__Work item__
Produce one exact copy of the records, no pictures.

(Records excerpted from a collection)
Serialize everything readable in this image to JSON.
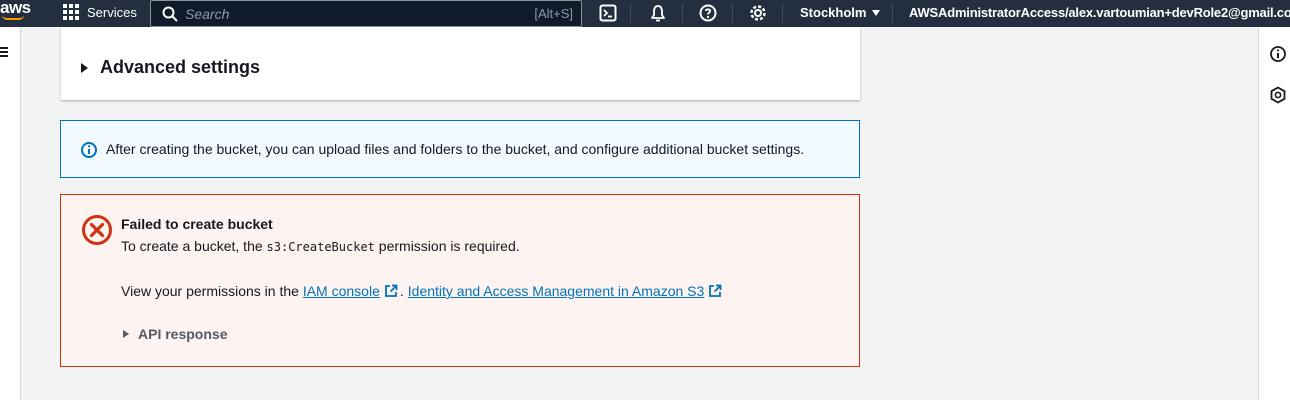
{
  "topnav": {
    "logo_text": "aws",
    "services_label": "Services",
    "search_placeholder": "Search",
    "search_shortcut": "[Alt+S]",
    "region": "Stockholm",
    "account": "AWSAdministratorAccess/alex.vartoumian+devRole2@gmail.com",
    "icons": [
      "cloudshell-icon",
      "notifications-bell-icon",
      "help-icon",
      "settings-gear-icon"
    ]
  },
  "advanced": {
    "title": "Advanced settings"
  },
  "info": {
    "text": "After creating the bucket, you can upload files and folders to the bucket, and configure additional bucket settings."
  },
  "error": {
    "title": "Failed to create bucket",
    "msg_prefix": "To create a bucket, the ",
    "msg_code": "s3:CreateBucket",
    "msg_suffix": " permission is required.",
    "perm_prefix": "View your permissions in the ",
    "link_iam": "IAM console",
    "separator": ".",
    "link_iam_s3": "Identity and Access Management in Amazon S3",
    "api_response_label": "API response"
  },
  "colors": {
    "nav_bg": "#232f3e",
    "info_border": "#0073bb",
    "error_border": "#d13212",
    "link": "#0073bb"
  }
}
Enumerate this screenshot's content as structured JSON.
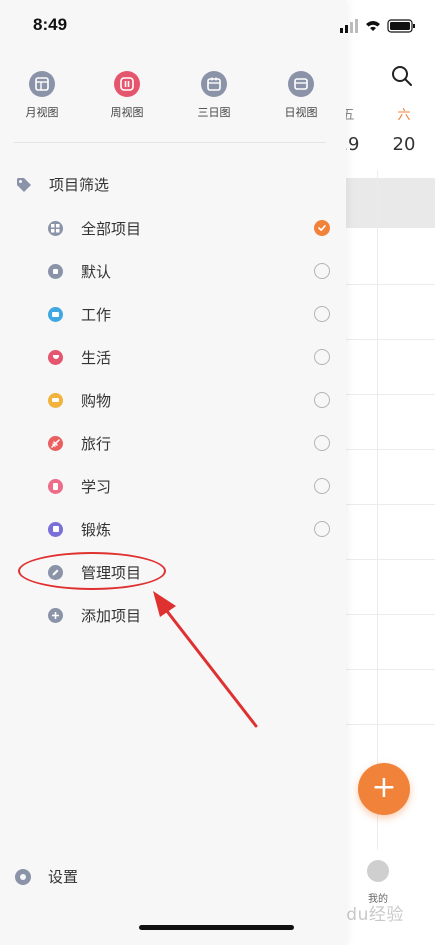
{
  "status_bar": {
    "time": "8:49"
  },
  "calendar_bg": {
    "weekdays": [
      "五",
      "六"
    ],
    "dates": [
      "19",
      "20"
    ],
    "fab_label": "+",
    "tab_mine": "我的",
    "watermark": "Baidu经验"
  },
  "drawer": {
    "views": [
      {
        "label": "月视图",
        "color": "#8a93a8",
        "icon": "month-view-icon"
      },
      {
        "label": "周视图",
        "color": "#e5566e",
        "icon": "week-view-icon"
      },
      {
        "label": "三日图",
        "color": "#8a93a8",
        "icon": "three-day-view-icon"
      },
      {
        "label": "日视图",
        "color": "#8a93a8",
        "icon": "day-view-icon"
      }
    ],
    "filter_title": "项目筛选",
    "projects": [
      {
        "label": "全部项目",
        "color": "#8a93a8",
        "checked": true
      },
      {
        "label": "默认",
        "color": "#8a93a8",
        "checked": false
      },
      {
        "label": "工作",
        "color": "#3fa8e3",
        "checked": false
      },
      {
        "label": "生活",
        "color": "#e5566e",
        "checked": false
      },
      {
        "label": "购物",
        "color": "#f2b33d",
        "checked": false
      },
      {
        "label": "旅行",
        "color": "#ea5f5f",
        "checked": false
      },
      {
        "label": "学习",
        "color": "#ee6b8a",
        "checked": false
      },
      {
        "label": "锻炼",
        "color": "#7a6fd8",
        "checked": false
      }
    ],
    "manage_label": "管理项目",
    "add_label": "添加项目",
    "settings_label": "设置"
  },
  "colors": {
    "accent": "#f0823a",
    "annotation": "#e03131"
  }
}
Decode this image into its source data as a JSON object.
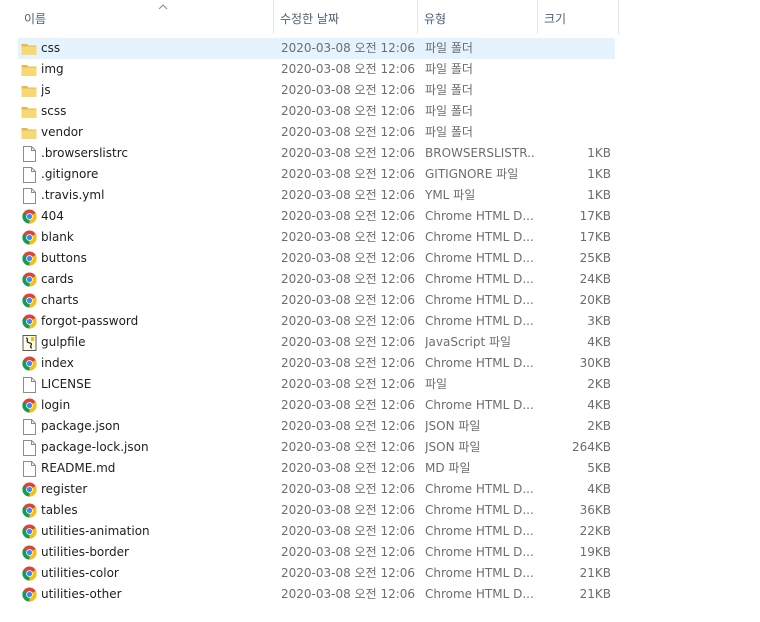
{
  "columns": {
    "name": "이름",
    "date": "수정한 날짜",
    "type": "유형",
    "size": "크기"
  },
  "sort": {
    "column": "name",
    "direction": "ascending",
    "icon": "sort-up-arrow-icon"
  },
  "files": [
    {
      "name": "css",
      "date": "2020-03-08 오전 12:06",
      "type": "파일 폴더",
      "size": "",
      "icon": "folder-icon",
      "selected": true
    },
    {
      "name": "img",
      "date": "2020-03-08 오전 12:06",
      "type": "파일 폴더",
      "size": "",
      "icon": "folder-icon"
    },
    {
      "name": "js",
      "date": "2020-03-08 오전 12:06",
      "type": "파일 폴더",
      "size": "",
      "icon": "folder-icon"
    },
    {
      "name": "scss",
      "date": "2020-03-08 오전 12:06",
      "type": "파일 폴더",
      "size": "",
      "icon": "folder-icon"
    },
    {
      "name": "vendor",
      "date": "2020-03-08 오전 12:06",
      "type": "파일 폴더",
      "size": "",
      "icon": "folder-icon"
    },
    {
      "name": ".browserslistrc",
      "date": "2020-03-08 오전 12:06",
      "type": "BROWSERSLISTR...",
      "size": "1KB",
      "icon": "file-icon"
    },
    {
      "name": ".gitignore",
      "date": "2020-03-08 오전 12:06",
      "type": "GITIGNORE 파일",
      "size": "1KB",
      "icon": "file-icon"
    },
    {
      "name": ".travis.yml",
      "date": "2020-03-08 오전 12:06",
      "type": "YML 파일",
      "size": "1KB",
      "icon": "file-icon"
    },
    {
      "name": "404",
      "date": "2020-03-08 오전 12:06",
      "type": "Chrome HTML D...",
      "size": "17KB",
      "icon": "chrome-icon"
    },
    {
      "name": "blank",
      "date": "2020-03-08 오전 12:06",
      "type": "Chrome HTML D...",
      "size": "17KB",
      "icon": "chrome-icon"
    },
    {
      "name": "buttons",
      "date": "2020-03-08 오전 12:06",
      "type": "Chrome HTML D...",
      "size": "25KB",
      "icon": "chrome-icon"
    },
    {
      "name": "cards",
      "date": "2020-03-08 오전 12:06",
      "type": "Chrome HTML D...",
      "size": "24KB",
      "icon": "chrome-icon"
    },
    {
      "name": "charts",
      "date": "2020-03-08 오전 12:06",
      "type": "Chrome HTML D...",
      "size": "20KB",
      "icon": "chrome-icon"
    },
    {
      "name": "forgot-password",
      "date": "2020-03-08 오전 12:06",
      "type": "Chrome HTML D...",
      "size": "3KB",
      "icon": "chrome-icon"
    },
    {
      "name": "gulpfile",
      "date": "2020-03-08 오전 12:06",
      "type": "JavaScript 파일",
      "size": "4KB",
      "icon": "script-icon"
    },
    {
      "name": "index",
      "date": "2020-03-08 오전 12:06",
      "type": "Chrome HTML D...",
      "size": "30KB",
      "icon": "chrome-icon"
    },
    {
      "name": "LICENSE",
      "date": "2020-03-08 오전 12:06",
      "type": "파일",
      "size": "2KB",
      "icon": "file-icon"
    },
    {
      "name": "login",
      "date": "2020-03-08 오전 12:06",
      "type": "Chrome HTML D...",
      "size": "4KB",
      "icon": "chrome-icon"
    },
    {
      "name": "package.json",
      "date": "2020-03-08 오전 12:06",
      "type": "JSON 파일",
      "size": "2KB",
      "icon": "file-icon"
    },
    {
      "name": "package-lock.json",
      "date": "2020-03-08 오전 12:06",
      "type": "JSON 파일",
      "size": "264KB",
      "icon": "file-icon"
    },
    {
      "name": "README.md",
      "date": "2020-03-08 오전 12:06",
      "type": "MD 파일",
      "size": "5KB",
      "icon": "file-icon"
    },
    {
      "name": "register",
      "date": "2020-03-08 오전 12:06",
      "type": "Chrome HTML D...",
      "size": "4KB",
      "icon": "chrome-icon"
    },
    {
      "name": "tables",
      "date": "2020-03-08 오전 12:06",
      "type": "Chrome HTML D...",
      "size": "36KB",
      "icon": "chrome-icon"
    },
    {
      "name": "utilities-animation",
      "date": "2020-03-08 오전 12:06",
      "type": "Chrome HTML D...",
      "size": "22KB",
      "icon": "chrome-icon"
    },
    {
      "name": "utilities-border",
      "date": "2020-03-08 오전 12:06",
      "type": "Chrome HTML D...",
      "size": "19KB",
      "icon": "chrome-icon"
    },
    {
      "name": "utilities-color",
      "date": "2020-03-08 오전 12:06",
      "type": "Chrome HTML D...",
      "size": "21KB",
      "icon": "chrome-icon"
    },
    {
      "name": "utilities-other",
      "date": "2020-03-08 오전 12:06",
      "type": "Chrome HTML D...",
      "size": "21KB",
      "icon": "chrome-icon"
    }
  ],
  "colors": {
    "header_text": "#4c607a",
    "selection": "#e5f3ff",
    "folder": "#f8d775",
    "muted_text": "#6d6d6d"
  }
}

__Your solution__
Serialize everything readable in this image to JSON.
{
  "topnav": {
    "logo_text": "aws",
    "services_label": "Services",
    "search_placeholder": "Search",
    "search_shortcut": "[Alt+S]",
    "region": "Stockholm",
    "account": "AWSAdministratorAccess/alex.vartoumian+devRole2@gmail.com",
    "icons": [
      "cloudshell-icon",
      "notifications-bell-icon",
      "help-icon",
      "settings-gear-icon"
    ]
  },
  "advanced": {
    "title": "Advanced settings"
  },
  "info": {
    "text": "After creating the bucket, you can upload files and folders to the bucket, and configure additional bucket settings."
  },
  "error": {
    "title": "Failed to create bucket",
    "msg_prefix": "To create a bucket, the ",
    "msg_code": "s3:CreateBucket",
    "msg_suffix": " permission is required.",
    "perm_prefix": "View your permissions in the ",
    "link_iam": "IAM console",
    "separator": ".",
    "link_iam_s3": "Identity and Access Management in Amazon S3",
    "api_response_label": "API response"
  },
  "colors": {
    "nav_bg": "#232f3e",
    "info_border": "#0073bb",
    "error_border": "#d13212",
    "link": "#0073bb"
  }
}
Enumerate this screenshot's content as structured JSON.
{
  "status_bar": {
    "time": "8:49"
  },
  "calendar_bg": {
    "weekdays": [
      "五",
      "六"
    ],
    "dates": [
      "19",
      "20"
    ],
    "fab_label": "+",
    "tab_mine": "我的",
    "watermark": "Baidu经验"
  },
  "drawer": {
    "views": [
      {
        "label": "月视图",
        "color": "#8a93a8",
        "icon": "month-view-icon"
      },
      {
        "label": "周视图",
        "color": "#e5566e",
        "icon": "week-view-icon"
      },
      {
        "label": "三日图",
        "color": "#8a93a8",
        "icon": "three-day-view-icon"
      },
      {
        "label": "日视图",
        "color": "#8a93a8",
        "icon": "day-view-icon"
      }
    ],
    "filter_title": "项目筛选",
    "projects": [
      {
        "label": "全部项目",
        "color": "#8a93a8",
        "checked": true
      },
      {
        "label": "默认",
        "color": "#8a93a8",
        "checked": false
      },
      {
        "label": "工作",
        "color": "#3fa8e3",
        "checked": false
      },
      {
        "label": "生活",
        "color": "#e5566e",
        "checked": false
      },
      {
        "label": "购物",
        "color": "#f2b33d",
        "checked": false
      },
      {
        "label": "旅行",
        "color": "#ea5f5f",
        "checked": false
      },
      {
        "label": "学习",
        "color": "#ee6b8a",
        "checked": false
      },
      {
        "label": "锻炼",
        "color": "#7a6fd8",
        "checked": false
      }
    ],
    "manage_label": "管理项目",
    "add_label": "添加项目",
    "settings_label": "设置"
  },
  "colors": {
    "accent": "#f0823a",
    "annotation": "#e03131"
  }
}
Decode this image into its source data as a JSON object.
{
  "columns": {
    "name": "이름",
    "date": "수정한 날짜",
    "type": "유형",
    "size": "크기"
  },
  "sort": {
    "column": "name",
    "direction": "ascending",
    "icon": "sort-up-arrow-icon"
  },
  "files": [
    {
      "name": "css",
      "date": "2020-03-08 오전 12:06",
      "type": "파일 폴더",
      "size": "",
      "icon": "folder-icon",
      "selected": true
    },
    {
      "name": "img",
      "date": "2020-03-08 오전 12:06",
      "type": "파일 폴더",
      "size": "",
      "icon": "folder-icon"
    },
    {
      "name": "js",
      "date": "2020-03-08 오전 12:06",
      "type": "파일 폴더",
      "size": "",
      "icon": "folder-icon"
    },
    {
      "name": "scss",
      "date": "2020-03-08 오전 12:06",
      "type": "파일 폴더",
      "size": "",
      "icon": "folder-icon"
    },
    {
      "name": "vendor",
      "date": "2020-03-08 오전 12:06",
      "type": "파일 폴더",
      "size": "",
      "icon": "folder-icon"
    },
    {
      "name": ".browserslistrc",
      "date": "2020-03-08 오전 12:06",
      "type": "BROWSERSLISTR...",
      "size": "1KB",
      "icon": "file-icon"
    },
    {
      "name": ".gitignore",
      "date": "2020-03-08 오전 12:06",
      "type": "GITIGNORE 파일",
      "size": "1KB",
      "icon": "file-icon"
    },
    {
      "name": ".travis.yml",
      "date": "2020-03-08 오전 12:06",
      "type": "YML 파일",
      "size": "1KB",
      "icon": "file-icon"
    },
    {
      "name": "404",
      "date": "2020-03-08 오전 12:06",
      "type": "Chrome HTML D...",
      "size": "17KB",
      "icon": "chrome-icon"
    },
    {
      "name": "blank",
      "date": "2020-03-08 오전 12:06",
      "type": "Chrome HTML D...",
      "size": "17KB",
      "icon": "chrome-icon"
    },
    {
      "name": "buttons",
      "date": "2020-03-08 오전 12:06",
      "type": "Chrome HTML D...",
      "size": "25KB",
      "icon": "chrome-icon"
    },
    {
      "name": "cards",
      "date": "2020-03-08 오전 12:06",
      "type": "Chrome HTML D...",
      "size": "24KB",
      "icon": "chrome-icon"
    },
    {
      "name": "charts",
      "date": "2020-03-08 오전 12:06",
      "type": "Chrome HTML D...",
      "size": "20KB",
      "icon": "chrome-icon"
    },
    {
      "name": "forgot-password",
      "date": "2020-03-08 오전 12:06",
      "type": "Chrome HTML D...",
      "size": "3KB",
      "icon": "chrome-icon"
    },
    {
      "name": "gulpfile",
      "date": "2020-03-08 오전 12:06",
      "type": "JavaScript 파일",
      "size": "4KB",
      "icon": "script-icon"
    },
    {
      "name": "index",
      "date": "2020-03-08 오전 12:06",
      "type": "Chrome HTML D...",
      "size": "30KB",
      "icon": "chrome-icon"
    },
    {
      "name": "LICENSE",
      "date": "2020-03-08 오전 12:06",
      "type": "파일",
      "size": "2KB",
      "icon": "file-icon"
    },
    {
      "name": "login",
      "date": "2020-03-08 오전 12:06",
      "type": "Chrome HTML D...",
      "size": "4KB",
      "icon": "chrome-icon"
    },
    {
      "name": "package.json",
      "date": "2020-03-08 오전 12:06",
      "type": "JSON 파일",
      "size": "2KB",
      "icon": "file-icon"
    },
    {
      "name": "package-lock.json",
      "date": "2020-03-08 오전 12:06",
      "type": "JSON 파일",
      "size": "264KB",
      "icon": "file-icon"
    },
    {
      "name": "README.md",
      "date": "2020-03-08 오전 12:06",
      "type": "MD 파일",
      "size": "5KB",
      "icon": "file-icon"
    },
    {
      "name": "register",
      "date": "2020-03-08 오전 12:06",
      "type": "Chrome HTML D...",
      "size": "4KB",
      "icon": "chrome-icon"
    },
    {
      "name": "tables",
      "date": "2020-03-08 오전 12:06",
      "type": "Chrome HTML D...",
      "size": "36KB",
      "icon": "chrome-icon"
    },
    {
      "name": "utilities-animation",
      "date": "2020-03-08 오전 12:06",
      "type": "Chrome HTML D...",
      "size": "22KB",
      "icon": "chrome-icon"
    },
    {
      "name": "utilities-border",
      "date": "2020-03-08 오전 12:06",
      "type": "Chrome HTML D...",
      "size": "19KB",
      "icon": "chrome-icon"
    },
    {
      "name": "utilities-color",
      "date": "2020-03-08 오전 12:06",
      "type": "Chrome HTML D...",
      "size": "21KB",
      "icon": "chrome-icon"
    },
    {
      "name": "utilities-other",
      "date": "2020-03-08 오전 12:06",
      "type": "Chrome HTML D...",
      "size": "21KB",
      "icon": "chrome-icon"
    }
  ],
  "colors": {
    "header_text": "#4c607a",
    "selection": "#e5f3ff",
    "folder": "#f8d775",
    "muted_text": "#6d6d6d"
  }
}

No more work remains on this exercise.